| Jan 2, 2020 | Drug Charges

A Maryland teacher – and the wife of a local mayor – is facing two misdemeanor drug charges after she was accused of attempting to purchase drugs from a student. Specifically, she was accused of seeking to purchase ADHD medication, contacting the student over social media as well as text messages. She is accused of attempted possession of a controlled substance other than marijuana and contributing to certain conditions of a child. The latter charge is for an adult accused of encouraging or causing delinquency or illegal behavior by a child.

The Salisbury mayor, the husband of the accused physical education teacher, issued a student saying that his wife was a great mother who was facing challenges. The teacher reportedly asked the student if they had ADHD medication. When they said they did not have any, the teacher allegedly asked them if they might be able to purchase drugs from friends.

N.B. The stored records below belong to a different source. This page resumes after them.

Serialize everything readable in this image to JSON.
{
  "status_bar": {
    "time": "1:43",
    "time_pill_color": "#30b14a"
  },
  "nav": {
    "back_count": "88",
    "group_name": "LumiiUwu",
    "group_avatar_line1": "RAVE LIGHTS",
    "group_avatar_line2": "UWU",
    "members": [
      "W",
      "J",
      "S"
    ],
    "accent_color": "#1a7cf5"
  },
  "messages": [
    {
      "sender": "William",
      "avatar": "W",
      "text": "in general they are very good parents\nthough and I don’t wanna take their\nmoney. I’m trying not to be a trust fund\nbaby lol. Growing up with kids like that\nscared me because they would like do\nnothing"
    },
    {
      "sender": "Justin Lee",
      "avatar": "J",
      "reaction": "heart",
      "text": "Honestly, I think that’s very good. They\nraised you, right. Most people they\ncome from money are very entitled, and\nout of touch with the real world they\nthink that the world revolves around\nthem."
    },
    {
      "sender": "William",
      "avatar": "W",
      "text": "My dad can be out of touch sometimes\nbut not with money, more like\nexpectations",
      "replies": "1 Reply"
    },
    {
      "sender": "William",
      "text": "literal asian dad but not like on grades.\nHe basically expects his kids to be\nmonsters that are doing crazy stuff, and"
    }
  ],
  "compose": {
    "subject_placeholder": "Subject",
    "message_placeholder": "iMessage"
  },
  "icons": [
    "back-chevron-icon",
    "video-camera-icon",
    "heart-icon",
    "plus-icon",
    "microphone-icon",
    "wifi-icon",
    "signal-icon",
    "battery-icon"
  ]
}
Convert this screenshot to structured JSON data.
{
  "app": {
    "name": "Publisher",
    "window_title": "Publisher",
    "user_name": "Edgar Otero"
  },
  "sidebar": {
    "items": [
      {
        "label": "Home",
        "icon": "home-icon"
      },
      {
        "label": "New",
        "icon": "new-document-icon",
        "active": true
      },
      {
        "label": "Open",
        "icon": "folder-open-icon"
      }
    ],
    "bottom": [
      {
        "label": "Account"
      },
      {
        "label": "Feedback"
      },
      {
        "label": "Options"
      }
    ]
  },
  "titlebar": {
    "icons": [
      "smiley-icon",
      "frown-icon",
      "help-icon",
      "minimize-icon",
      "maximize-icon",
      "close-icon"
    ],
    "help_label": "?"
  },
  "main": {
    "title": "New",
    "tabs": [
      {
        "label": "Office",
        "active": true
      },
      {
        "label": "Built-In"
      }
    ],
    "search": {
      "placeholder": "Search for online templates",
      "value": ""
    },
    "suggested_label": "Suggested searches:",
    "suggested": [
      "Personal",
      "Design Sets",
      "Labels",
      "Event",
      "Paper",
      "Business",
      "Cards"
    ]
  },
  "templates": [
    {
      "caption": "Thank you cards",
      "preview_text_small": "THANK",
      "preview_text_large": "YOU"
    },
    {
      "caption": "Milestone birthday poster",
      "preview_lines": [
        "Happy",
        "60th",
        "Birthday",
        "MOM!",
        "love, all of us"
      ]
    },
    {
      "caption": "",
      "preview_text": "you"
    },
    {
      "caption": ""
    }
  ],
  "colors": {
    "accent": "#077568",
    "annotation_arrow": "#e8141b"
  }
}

According to court documents, the student said that the teacher made multiple requests for the medication, and she told them to delete the messages involved in the solicitation of drugs. The student reported the messages to Child Protective Services and then the sheriff’s office, who directed him to agree to exchange two of the prescription pills in exchange for $20. The conversation was recorded by police, who then charged the woman.

After the investigation was announced, the teacher was put on administrative leave and removed from the classroom. Five educators in her school district have been either suspended or accused of criminal charges in the past year, according to reports.

Addiction is a disease, but people facing drug charges may have to deal with serious consequences, including jail time, heavy fines and a criminal record. People accused of drug offenses may work with a criminal defense attorney to aim to prevent a conviction.